So you're saying that these springs are traditionally made from mild steel? I'd have thought that hardened and tempered spring shim would be better long-term. I guess a holster spring is just there to increase the friction provided by the leather and doesn't spring more than a few millimetres so even mild could well stay within its elastic limit. Forming the spring into a curve will I suppose introduce some work hardening, which will increase the "springiness" a tad.

For smallish production runs a CNC laser or waterjet cutter might be a fast and precise way to produce spring flats that need minimal cleanup. Plenty of small shops with them already who will be happy to hire out its use, which minimises startup costs.

Share this post


Link to post
Share on other sites

For the few I've used, . . . buy the right size width,  . . . cut to length with hacksaw, . . . round and smooth ends on a belt sander, . . . sew into the leather and forget them.

I do give em a coat of varnish or something though, . . . just to make sure they don't rust away in the first few years in there.

May God bless,

Dwight

Share this post


Link to post
Share on other sites
15 hours ago, Matt S said:

So you're saying that these springs are traditionally made from mild steel? I'd have thought that hardened and tempered spring shim would be better long-term. I guess a holster spring is just there to increase the friction provided by the leather and doesn't spring more than a few millimetres so even mild could well stay within its elastic limit. Forming the spring into a curve will I suppose introduce some work hardening, which will increase the "springiness" a tad.

For smallish production runs a CNC laser or waterjet cutter might be a fast and precise way to produce spring flats that need minimal cleanup. Plenty of small shops with them already who will be happy to hire out its use, which minimises startup costs.

In order to be cold formed without damage to the structure of the steel it must be mild steel. The result is not, by definition, a spring because it has not been tempered, and tempering prior to bending guarantees damage to the structure of the steel.

I guess the main point I am trying to make is that the word "spring" should not be applied to this type of product; all that is provided is a steel retention clip. That clip will have a certain amount of flexibility (depending on steel composition and thickness) allowing it to perform the intended task, but it cannot properly be called a spring.

Share this post


Link to post
Share on other sites

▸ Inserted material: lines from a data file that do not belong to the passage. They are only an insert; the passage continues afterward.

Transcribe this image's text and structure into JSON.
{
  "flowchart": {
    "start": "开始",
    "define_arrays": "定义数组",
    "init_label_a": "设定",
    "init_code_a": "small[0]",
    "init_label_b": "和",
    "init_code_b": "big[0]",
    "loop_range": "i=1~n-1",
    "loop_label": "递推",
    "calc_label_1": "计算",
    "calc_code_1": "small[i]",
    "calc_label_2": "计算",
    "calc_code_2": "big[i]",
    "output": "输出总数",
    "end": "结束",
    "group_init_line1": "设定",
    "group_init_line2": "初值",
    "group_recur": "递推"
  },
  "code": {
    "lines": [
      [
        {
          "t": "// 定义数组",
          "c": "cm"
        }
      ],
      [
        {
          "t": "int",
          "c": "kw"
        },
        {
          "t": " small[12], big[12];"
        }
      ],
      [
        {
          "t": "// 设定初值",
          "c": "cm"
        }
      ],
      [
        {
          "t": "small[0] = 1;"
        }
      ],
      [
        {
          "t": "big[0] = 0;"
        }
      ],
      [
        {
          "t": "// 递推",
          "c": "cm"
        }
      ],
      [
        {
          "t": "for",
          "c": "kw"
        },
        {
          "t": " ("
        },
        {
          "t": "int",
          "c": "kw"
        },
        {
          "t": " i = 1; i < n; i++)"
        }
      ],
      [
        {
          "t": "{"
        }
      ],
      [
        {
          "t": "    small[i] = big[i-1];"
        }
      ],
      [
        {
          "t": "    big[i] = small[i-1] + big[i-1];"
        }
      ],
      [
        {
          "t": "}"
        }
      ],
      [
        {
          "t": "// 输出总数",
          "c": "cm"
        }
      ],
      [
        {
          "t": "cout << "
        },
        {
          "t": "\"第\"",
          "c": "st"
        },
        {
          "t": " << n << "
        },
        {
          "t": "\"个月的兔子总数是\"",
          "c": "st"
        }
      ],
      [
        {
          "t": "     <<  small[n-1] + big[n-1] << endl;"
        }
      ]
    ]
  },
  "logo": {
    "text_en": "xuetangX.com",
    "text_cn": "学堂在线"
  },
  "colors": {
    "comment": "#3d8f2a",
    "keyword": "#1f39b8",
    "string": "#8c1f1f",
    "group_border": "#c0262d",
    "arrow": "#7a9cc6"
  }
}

Thank you all for taking the time and thought you put into your answers.  I was asked to make one for a friend who specifically wants a "20"s" look to his holster,  Any of the modern designs would have been a lot easier all around, but I figured a bunch of heads was much better than mine in trying to address all of the factors of this build.  I appreciate the input!

 

Mike

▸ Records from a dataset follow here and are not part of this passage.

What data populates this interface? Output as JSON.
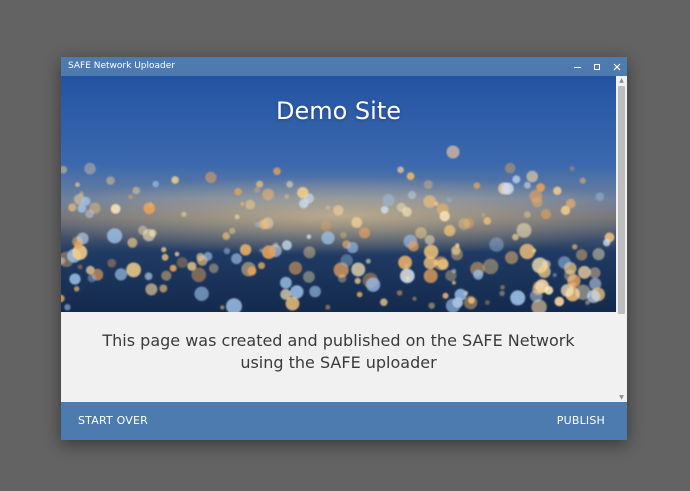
{
  "window": {
    "title": "SAFE Network Uploader"
  },
  "hero": {
    "title": "Demo Site"
  },
  "description": {
    "line1": "This page was created and published on the SAFE Network",
    "line2": "using the SAFE uploader"
  },
  "footer": {
    "start_over_label": "START OVER",
    "publish_label": "PUBLISH"
  },
  "colors": {
    "accent": "#4d7bb0",
    "desktop": "#636363",
    "content_bg": "#f1f1f1",
    "text": "#3a3a3a"
  },
  "icons": {
    "minimize": "minimize-icon",
    "maximize": "maximize-icon",
    "close": "close-icon"
  }
}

Share this post


Link to post
Share on other sites

I am looking forward to seeing what you come up with.

Share this post


Link to post
Share on other sites

Thanks Plinker!  So am I!!!

 

Mike

Share this post


Link to post
Share on other sites

Create an account or sign in to comment

You need to be a member in order to leave a comment

Create an account

Sign up for a new account in our community. It's easy!

Register a new account

Sign in

Already have an account? Sign in here.

Sign In Now